“You’ve got a rip there on the sleeve,” I say, holding up a blue shirt. “And the collar’s getting tatty. I think we should retire this one.”
He studies it for a moment and nods his agreement. “I caught it on the corner of the filing cabinet in the printer room. Something needs to be done about that.”
“You know, every week we can detail the past seven day’s history in our clean laundry,” I say. In our dirty laundry too, I think, but I’d rather not think about that too much, reminded of the ripe load of workout clothes I put in with extra detergent on long cycle.
He gives me The Look – the one he always does when he thinks possibly meds might be requires. Then he nods to my coffee cup, because clearly I haven’t had enough caffeine yet this morning.
“No, seriously.” I pull a pair of his blue workout shorts off the rack. “Remember kettle bells last week?”
“That was a killer,” he says with a smile that says he likes kettle bells class best when it’s a killer.
“And look, those walking trousers — I wore those in to try on new boots at the North face shop, but they didn’t have my size. Then I got ‘em muddy on the walk to Newland’s corner the day after.
“And that long-sleeve t-shirt there,” I nodded to a faded red V-neck. “I wore that last Wednesday when the house was like a deep freeze and I was trying to finish up the chapter by chapter synopsis for Nanowrimo. I wore that blue hoodie too and spilled tea on it in the process, and then I got toothpaste on it that evening when I brushed my teeth before bed.”
“I guess you’re right,” he says, looking around at our partially folded history lesson. “I never thought of it that way.
Neither had I, but there have to be a thousand stories in people’s laundry – dirty or clean. My laundry mostly tells the story of someone who writes and works from home, someone who walks a lot and works out a lot. Raymond’s tells the story of a man working in management, seeing clients, catching up on never-ending reports. They tell the story of a man who loves martial arts and loves being active. Sometimes there are travel stories, like the stain from some exotic sauce acquired while entertaining clients in a seafood restaurant in Alexandria. Sometimes there are anatomy stories, like the way his socks wear on the heels while mine wear out on the bottoms. We both threw away a couple pairs of socks after we’d finished the Coast to Coast walk a few years ago. I wear high socks when the weather’s cold and I’m sitting on my arse spending long hours in with my characters. I wear short light socks in the gym.
The point is that the stories of our lives and the fodder for the stories of lives I make up can unfold – or fold, in this case – in unexpected ways. Perhaps Raymond was actually using his martial arts skills to fight off spies who infiltrated the copy room to steal company secrets. Perhaps that’s how he ripped his shirt. Perhaps I woke up this morning and found myself folding the laundry of some stranger, none of it mine, none of it familiar.

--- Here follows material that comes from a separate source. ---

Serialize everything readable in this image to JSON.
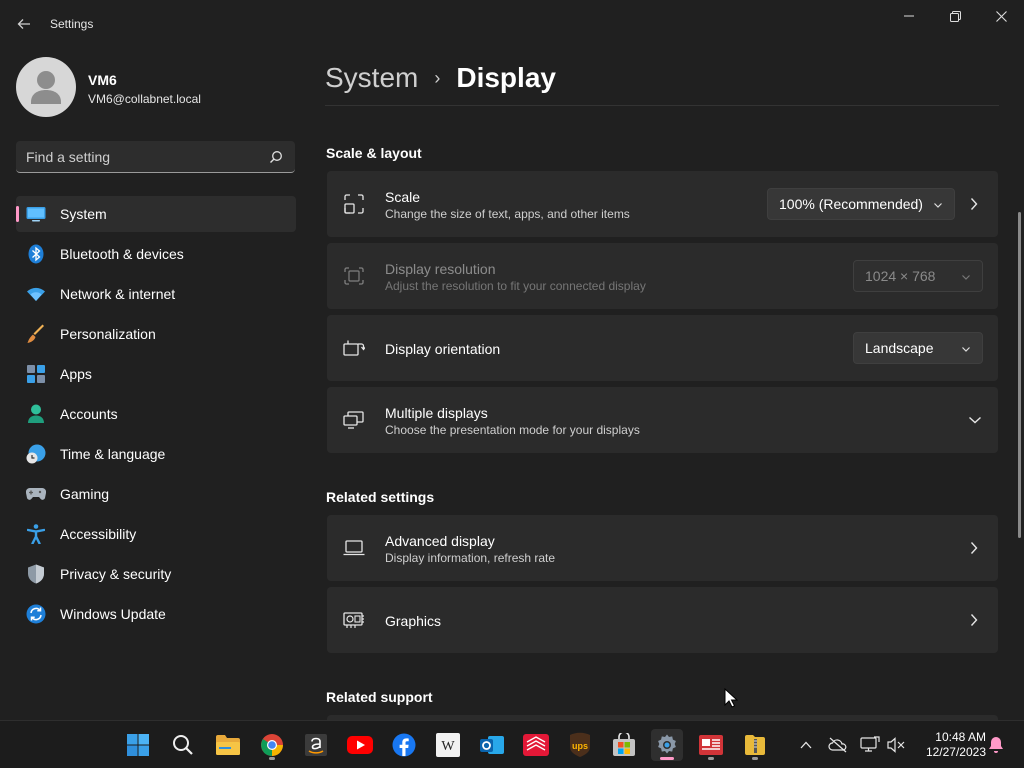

Perhaps the mud on my walking trousers was actually from my night haunts of staking vampires in old churchyards.
Mind you, most of the time, the folding and putting away of laundry is cause for little more than a sigh of relief that it’s done for this week and I can take down the racks and unclutter the kitchen. But sometimes, even folding the laundry can be more than it actually appears to be, and at the end of the day, everything tells a story – even men’s mismatched black socks.